- Grant Programs. Grants of up to $2 million for five years will be allocated to states demonstrating a commitment to integrating physical and mental health services. Other grant programs focus on early intervention for children at risk for developing mental illness and on collaboration between pediatricians and mental health teams.
- New Roles, Committees, Entities. The bill establishes an Assistant Secretary for Mental Health and Substance Use Disorder within the U.S. Department of Health and Human Services. The Assistant Secretary will oversee a new committee, the Serious Mental Illness Coordinating Committee. The bill creates the National Mental Health Policy Laboratory, which will oversee and fund the implementation and scaling of models of care for adults and children.
- Mental Health Parity Enforcement. The bill requires the federal government to audit compliance with the Affordable Care Act’s insurance benefit parity requirement for physical health and mental health services.
St. Elizabeth’s Medical Center (“SEMC”), a tertiary care hospital in Brighton, Massachusetts, has agreed to pay $218,400 to the Office for Civil Rights (“OCR”) to settle alleged violations of the Health Insurance Portability and Accountability Act of 1996 (“HIPAA”). SEMC will also implement a corrective action plan.

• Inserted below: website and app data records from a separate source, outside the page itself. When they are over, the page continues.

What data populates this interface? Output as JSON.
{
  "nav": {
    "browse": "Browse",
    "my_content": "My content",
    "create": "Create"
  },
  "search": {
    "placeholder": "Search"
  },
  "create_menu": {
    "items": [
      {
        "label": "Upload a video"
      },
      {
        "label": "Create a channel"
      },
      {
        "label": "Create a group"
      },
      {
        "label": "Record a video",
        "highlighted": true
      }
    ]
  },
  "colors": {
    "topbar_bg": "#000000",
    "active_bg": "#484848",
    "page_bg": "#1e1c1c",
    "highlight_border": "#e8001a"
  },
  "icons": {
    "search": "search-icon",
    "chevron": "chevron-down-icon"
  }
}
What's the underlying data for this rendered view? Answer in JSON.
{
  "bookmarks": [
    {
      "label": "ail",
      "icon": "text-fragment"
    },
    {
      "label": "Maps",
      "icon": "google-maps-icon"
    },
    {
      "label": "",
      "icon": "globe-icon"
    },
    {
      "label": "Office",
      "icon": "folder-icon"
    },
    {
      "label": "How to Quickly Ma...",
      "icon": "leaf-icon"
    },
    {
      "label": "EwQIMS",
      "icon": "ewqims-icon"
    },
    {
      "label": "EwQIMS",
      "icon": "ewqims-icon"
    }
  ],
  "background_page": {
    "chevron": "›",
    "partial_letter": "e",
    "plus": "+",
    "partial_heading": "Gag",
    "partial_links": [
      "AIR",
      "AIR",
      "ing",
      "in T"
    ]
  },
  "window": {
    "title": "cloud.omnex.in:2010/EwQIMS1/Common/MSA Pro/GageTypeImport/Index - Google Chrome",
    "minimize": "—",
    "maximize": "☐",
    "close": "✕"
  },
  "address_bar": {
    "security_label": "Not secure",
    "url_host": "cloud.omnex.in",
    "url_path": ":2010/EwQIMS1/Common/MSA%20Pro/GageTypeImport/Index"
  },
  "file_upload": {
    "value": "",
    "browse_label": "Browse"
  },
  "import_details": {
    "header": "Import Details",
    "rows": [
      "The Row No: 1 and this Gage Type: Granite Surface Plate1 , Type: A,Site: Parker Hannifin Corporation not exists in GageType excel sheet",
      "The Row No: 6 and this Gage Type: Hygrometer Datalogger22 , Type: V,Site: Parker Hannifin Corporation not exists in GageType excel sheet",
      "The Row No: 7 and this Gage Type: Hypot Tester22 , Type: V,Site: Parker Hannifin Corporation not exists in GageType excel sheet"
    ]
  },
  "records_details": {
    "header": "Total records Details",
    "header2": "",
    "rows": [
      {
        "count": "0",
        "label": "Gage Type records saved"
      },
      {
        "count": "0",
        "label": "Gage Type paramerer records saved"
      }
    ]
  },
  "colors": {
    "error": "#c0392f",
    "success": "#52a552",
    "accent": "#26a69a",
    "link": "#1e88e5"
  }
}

The settlement stems from a 2012 complaint to OCR when SEMC workforce members reported that they used an internet-based document sharing application to store documents containing protected health information (“PHI”). Then in 2014, SEMC reported a separate incident to OCR regarding a breach of unsecured electronic PHI (“ePHI”) stored on a former SEMC workforce member’s personal laptop and USB flash drive. Continue Reading